Links I Liked: Analysis, Advocacy, Hatespeech and Connectivity

Links I Liked. Photo: DepositphotosA short collection of interesting and useful articles with a focus on Facebook:

Buffer and BuzzSumo recently analysed 43 million Facebook posts from 20,000 Facebook pages. Their research makes for interesting reading, even though it primarily confirms the trends of the last few years, i.e.:

  1. Facebook reach and engagement are declining,
  2. high-quality content is essential and
  3. you need a Facebook ads budget if you want to be successful on the platform.

It is worth keeping in mind that Buffer and BuzzSumo primarily looked at commercial Facebook pages, but I believe the research also comes in handy for non-profit organizations.

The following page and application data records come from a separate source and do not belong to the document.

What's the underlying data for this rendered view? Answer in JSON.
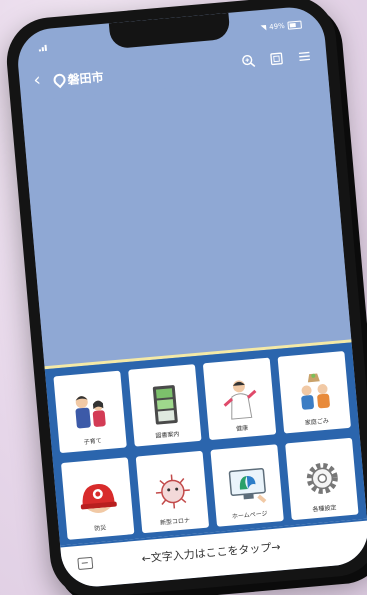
{
  "status": {
    "battery": "49%"
  },
  "header": {
    "city": "磐田市",
    "back_icon": "chevron-left-icon",
    "search_icon": "zoom-icon",
    "view_icon": "square-icon",
    "menu_icon": "hamburger-icon"
  },
  "tiles": [
    {
      "label": "子育て",
      "icon": "parent-child-icon"
    },
    {
      "label": "図書案内",
      "icon": "book-shelf-icon"
    },
    {
      "label": "健康",
      "icon": "health-icon"
    },
    {
      "label": "家庭ごみ",
      "icon": "garbage-icon"
    },
    {
      "label": "防災",
      "icon": "helmet-icon"
    },
    {
      "label": "新型コロナ",
      "icon": "virus-icon"
    },
    {
      "label": "ホームページ",
      "icon": "homepage-icon"
    },
    {
      "label": "各種設定",
      "icon": "settings-icon"
    }
  ],
  "input": {
    "prompt": "←文字入力はここをタップ→"
  },
  "colors": {
    "screen": "#8fa8d4",
    "grid": "#2b65ad",
    "accent": "#f4e9a6"
  }
}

After all, you compete with commercial brands for space in the newsfeed and this study can help you identify things that work.

I just finished reading this very interesting article in the New York Times which is based on a study that claims to have found a clear correlation between attacks against immigrants in Germany and Facebook usage. If accurate, the findings are stunning. Among other things, the researchers found that sustained internet outages resulted in significant drops in attacks on refugees. My thoughts on this: This would seem to suggest that attacks on refugees (or other groups of people) are not the result of a slowly escalating echo chamber, but are triggered by specific social media posts (while the two are obviously connected, I find identifying trigger points useful). However, two decades ago, when I studied communications sciences, we were urged to be wary of simple action-reaction correlations when it comes to communications, so I’m still somewhat sceptical. Alternatively, this could indicate that Facebook is the critical piece of infrastructure to organize the logistics of violence. Lastly, as always, it makes me wonder how we could use these mechanisms for positive change.

I very rarely post links that are not in English but decided to make an exception for this article. In it, Natascha Kampusch talks about how it feels like to be hated online. Natascha Kampusch (Wikipedia) was abducted at the age of 10 and held in a cellar for eight years before managing to escape. How you can hate someone who has gone through this kind of ordeal is beyond me, but apparently, some people do. In the interview, she talks about how this hate effects her on a daily basis. Even though she has long since given up googling herself or looking for mentions of herself on social media, she says she can tell from reactions on the street, whether conspiracy theories about her have recently gained traction again in the tabloid media or social media.

As a result of Russian interference during the 2016 presidential elections in the US, Facebook has changed the requirements for political or issue-based advertising in the United States. These rules apply whenever you target US users with your Facebooks ads and in many cases will mean that you can no longer do so unless your organization has a physical presence in the US. John Haydon explains what you need to know here.

Facebook’s efforts to bring more people online (and to make them Facebook users) have not been resounding successes. In India “Free Basics” took a massive beating and this year the company announced that it would no longer work on drones to deliver internet to remote areas. Recently, Facebook restructured its remaining efforts to connect more people. You can find a list of their projects here.

Have you found interesting articles or blog posts? Please post them in the comments!